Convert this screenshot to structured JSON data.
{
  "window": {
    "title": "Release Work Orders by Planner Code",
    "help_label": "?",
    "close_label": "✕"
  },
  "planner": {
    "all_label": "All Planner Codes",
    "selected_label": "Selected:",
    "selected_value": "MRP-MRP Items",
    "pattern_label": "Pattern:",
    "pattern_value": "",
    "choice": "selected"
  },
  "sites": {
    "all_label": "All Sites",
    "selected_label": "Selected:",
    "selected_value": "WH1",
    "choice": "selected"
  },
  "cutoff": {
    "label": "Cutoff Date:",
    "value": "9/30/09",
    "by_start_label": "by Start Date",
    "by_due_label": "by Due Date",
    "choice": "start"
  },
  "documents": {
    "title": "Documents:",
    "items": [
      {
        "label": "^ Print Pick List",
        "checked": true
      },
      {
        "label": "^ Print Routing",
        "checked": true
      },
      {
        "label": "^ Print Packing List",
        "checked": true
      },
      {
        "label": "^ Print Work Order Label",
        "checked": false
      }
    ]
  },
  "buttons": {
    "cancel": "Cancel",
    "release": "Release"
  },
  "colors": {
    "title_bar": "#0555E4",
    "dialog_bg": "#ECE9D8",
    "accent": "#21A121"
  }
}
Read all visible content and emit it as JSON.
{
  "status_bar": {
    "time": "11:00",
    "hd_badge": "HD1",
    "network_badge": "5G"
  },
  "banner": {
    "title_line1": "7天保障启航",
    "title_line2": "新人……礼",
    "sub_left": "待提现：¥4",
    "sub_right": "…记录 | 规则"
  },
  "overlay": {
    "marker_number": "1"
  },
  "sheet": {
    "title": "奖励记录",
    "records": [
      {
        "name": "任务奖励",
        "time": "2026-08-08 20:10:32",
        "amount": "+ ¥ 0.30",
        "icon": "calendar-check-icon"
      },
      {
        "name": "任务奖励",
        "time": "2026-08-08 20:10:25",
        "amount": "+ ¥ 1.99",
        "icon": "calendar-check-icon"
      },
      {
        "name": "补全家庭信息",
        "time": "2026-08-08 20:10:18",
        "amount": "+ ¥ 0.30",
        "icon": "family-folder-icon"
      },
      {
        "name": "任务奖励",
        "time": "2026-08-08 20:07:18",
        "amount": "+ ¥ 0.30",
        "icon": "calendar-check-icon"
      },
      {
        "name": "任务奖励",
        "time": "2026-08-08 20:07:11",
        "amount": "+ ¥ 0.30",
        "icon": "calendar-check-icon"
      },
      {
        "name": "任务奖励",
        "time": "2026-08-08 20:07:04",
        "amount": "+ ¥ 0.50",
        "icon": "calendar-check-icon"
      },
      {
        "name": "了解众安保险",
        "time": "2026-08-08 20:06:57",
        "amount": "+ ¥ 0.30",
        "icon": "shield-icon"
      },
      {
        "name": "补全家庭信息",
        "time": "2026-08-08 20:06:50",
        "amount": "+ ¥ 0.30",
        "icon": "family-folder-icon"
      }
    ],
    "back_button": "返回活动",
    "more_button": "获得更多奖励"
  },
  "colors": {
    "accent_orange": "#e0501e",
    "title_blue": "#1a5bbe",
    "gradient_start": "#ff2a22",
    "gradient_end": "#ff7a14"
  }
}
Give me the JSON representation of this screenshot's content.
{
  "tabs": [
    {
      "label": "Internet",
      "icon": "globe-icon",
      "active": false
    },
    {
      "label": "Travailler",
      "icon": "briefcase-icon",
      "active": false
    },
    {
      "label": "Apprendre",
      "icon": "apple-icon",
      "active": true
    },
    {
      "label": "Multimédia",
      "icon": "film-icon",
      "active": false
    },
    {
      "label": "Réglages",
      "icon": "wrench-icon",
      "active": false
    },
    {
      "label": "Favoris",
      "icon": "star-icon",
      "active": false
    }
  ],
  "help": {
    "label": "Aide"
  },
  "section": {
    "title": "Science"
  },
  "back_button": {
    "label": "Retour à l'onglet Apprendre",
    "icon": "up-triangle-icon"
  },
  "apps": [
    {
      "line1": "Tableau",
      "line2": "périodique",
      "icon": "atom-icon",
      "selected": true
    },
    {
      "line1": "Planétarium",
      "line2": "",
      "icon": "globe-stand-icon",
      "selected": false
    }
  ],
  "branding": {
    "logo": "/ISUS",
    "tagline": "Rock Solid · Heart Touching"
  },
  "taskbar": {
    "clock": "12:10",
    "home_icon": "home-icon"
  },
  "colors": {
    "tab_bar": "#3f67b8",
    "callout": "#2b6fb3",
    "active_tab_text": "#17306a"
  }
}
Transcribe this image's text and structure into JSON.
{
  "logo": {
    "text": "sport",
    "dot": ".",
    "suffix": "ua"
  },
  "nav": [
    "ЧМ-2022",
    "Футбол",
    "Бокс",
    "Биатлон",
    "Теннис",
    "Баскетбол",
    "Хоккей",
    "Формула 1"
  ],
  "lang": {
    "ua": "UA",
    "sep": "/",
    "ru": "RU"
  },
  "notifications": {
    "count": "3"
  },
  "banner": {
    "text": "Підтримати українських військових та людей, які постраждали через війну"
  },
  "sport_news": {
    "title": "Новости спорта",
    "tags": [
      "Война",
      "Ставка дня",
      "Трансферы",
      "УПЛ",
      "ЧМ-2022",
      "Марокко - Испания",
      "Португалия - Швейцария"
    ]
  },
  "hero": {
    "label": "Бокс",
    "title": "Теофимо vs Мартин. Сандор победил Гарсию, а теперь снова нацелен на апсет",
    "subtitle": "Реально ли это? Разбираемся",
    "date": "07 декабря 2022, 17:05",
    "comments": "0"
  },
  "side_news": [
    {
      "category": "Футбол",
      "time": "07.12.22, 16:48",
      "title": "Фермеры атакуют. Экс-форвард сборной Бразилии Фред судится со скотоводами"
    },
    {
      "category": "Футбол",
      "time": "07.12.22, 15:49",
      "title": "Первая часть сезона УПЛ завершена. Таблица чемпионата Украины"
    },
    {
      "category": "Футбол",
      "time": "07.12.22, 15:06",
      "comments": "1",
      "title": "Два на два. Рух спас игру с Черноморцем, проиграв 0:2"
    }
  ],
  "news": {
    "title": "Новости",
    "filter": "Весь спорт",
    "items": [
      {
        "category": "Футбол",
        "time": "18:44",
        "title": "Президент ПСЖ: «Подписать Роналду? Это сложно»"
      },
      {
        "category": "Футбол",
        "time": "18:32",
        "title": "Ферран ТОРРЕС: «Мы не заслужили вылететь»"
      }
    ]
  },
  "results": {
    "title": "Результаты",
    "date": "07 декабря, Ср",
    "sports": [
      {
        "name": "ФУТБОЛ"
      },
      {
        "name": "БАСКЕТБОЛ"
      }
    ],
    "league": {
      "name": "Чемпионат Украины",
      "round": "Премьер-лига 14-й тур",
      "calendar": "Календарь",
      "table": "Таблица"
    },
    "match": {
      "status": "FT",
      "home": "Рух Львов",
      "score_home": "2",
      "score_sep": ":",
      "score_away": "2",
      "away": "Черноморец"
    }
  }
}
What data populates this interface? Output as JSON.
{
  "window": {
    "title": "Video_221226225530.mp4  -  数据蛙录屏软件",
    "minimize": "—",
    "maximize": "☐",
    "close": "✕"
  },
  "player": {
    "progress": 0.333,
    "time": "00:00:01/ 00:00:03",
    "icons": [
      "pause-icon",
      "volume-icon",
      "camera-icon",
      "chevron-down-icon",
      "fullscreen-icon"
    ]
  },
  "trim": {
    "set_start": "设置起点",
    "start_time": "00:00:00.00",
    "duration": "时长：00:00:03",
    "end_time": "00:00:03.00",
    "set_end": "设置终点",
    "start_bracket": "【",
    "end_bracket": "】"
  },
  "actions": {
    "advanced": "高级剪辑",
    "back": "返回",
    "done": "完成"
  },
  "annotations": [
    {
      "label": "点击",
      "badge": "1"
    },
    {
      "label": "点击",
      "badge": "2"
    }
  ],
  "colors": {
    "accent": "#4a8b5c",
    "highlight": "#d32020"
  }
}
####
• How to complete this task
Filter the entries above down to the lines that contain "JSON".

• Exercise result
Convert this screenshot to structured JSON data.
Read all visible content and emit it as JSON.
Give me the JSON representation of this screenshot's content.
Transcribe this image's text and structure into JSON.
What data populates this interface? Output as JSON.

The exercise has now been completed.